• Instructions for the task
Please report how many lines in the following material hold the string "JSON", giving only the number.

• Information
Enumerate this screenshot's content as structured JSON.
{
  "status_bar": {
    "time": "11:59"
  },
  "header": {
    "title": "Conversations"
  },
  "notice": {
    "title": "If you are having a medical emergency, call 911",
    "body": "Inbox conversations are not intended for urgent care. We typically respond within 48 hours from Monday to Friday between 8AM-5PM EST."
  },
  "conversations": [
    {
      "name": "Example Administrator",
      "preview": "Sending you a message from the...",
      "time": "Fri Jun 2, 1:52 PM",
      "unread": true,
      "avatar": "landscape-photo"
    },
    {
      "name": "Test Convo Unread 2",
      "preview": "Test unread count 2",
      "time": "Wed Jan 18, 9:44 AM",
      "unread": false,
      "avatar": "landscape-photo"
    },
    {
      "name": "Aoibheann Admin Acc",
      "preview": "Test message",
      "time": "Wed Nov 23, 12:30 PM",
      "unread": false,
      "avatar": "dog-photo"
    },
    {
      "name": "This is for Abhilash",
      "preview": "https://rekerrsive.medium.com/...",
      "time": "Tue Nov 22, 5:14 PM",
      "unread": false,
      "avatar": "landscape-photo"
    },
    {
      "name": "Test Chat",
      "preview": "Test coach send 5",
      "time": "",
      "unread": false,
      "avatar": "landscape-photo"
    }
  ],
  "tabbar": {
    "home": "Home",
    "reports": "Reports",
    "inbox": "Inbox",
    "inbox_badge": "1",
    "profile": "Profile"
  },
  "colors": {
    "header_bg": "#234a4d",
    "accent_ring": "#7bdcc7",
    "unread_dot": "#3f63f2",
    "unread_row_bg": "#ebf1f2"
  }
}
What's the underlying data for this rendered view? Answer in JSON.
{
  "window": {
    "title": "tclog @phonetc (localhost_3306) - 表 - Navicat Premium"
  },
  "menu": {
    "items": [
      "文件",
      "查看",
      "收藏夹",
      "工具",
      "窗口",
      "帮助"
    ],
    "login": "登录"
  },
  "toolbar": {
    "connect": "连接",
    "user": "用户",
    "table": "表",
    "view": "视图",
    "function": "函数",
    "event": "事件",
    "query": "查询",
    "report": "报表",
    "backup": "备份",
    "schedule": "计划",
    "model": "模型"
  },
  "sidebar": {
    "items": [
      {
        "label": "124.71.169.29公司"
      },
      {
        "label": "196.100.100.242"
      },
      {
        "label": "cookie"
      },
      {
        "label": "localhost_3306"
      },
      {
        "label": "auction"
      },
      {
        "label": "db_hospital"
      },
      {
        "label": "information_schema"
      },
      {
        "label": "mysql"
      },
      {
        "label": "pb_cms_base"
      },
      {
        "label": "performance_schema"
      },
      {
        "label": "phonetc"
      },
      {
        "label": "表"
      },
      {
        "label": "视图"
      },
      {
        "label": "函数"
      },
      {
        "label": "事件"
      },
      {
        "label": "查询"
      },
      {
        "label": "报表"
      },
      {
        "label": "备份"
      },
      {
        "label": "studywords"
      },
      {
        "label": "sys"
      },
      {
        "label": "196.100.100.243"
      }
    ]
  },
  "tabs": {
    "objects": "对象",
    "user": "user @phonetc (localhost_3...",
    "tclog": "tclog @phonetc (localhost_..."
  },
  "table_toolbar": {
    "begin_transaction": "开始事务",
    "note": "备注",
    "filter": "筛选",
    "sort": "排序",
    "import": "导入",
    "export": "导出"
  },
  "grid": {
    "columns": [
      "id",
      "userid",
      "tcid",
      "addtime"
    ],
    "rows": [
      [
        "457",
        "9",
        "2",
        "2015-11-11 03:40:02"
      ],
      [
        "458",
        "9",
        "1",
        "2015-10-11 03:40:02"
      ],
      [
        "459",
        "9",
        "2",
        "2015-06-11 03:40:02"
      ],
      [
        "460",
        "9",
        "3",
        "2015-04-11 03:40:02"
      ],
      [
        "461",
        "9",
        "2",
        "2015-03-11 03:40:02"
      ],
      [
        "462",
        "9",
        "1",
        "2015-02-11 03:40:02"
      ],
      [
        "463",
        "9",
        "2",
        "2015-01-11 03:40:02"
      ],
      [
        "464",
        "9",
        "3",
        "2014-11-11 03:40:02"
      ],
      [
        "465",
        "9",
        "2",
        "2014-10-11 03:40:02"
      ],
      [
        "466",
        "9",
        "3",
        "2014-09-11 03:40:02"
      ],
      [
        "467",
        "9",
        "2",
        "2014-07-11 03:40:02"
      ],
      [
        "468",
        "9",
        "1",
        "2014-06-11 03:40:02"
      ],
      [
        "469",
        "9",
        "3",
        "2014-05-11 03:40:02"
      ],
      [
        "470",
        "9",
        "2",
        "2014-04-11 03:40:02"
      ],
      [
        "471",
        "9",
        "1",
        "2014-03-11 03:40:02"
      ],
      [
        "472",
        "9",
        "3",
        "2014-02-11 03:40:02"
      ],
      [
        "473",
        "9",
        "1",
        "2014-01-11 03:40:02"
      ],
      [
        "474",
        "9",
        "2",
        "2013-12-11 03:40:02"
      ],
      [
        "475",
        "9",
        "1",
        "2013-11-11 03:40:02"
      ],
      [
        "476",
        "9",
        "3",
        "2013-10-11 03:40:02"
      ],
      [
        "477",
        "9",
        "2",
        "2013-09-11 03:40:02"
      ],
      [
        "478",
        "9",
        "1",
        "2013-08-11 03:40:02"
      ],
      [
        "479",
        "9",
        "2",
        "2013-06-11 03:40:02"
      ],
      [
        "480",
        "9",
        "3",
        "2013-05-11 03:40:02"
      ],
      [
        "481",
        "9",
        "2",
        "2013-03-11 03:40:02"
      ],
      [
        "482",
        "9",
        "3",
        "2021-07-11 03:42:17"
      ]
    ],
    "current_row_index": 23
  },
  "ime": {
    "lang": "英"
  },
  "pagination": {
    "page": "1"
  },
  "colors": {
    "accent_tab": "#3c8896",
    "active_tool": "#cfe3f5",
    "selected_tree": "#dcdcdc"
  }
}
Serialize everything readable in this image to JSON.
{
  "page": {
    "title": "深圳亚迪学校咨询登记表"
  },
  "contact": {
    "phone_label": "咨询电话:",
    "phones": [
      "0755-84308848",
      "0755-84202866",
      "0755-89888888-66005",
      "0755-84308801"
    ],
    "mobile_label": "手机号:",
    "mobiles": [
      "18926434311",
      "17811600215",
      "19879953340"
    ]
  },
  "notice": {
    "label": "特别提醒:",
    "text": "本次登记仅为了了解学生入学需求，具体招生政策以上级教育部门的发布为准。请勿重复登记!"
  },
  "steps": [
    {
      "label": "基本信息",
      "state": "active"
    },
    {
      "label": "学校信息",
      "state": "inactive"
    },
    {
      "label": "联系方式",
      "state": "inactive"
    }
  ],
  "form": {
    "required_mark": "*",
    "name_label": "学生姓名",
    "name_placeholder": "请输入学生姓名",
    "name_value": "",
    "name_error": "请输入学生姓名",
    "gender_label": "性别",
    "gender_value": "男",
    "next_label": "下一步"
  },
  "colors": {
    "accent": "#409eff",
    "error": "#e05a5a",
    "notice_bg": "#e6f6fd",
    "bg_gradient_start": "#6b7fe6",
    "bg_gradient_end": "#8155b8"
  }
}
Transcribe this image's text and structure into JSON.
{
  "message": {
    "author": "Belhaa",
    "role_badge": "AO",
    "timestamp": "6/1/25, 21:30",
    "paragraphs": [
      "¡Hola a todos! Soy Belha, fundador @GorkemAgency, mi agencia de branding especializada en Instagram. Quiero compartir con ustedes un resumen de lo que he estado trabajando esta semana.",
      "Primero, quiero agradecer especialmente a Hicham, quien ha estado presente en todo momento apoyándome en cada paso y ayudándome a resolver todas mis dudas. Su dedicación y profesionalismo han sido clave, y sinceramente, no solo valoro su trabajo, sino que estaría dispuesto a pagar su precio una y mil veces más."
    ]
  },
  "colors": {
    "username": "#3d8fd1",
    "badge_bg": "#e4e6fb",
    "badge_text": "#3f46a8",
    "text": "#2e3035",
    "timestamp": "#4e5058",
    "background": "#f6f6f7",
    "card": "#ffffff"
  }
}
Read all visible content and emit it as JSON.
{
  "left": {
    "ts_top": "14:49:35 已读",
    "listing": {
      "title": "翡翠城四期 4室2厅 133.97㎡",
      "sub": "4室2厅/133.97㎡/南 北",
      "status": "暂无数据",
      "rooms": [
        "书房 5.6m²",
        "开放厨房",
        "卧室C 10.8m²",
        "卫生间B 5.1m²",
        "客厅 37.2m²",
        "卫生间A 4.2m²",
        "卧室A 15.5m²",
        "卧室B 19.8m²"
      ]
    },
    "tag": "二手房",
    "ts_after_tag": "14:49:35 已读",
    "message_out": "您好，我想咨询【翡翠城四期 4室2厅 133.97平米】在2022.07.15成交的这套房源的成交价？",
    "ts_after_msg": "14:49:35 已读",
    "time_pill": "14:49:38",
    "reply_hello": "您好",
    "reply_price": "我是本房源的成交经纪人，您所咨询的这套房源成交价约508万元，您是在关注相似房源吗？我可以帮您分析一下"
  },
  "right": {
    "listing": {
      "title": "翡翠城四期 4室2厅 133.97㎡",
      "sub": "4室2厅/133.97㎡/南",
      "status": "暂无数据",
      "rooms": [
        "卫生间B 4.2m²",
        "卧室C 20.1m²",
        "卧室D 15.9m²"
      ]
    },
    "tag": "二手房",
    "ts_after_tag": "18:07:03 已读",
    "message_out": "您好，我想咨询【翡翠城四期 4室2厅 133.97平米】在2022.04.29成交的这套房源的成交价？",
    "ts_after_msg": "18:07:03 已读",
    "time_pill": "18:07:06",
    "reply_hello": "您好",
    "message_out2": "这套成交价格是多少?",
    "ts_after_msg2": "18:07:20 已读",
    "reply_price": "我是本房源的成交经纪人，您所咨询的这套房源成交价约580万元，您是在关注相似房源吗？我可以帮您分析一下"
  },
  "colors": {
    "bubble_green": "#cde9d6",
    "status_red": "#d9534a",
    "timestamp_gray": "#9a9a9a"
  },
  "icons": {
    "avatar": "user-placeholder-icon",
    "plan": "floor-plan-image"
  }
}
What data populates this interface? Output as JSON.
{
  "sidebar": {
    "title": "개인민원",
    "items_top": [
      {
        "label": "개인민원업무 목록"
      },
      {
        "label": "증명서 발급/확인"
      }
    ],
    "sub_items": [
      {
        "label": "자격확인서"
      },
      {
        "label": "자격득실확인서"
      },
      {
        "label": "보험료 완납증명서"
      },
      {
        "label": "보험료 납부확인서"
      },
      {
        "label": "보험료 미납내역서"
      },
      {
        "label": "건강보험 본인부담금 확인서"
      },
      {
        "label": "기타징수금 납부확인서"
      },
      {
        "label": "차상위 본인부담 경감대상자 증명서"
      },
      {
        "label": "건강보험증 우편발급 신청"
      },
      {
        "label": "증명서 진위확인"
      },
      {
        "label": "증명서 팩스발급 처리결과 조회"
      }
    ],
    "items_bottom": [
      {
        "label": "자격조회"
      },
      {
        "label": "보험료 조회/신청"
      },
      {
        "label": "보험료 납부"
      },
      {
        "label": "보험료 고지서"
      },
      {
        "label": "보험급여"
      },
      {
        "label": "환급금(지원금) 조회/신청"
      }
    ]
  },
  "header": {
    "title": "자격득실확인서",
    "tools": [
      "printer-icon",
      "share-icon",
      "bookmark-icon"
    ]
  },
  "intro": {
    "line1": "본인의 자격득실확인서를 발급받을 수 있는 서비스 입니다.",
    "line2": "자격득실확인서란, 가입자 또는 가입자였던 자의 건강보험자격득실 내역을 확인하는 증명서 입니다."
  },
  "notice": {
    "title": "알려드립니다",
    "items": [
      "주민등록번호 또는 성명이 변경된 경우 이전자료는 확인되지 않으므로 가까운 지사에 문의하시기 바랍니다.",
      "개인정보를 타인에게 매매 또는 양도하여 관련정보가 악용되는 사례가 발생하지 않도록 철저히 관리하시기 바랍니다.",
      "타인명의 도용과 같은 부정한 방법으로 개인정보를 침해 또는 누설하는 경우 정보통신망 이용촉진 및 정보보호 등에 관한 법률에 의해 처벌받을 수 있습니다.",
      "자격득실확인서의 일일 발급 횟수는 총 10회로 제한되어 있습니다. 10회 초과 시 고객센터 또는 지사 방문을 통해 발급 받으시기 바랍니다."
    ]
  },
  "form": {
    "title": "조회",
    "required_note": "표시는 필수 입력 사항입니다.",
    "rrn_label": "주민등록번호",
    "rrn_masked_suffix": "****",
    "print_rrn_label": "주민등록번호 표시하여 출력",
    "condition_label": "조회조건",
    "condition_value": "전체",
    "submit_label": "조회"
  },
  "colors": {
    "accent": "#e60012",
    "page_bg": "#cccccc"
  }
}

• Written answer
6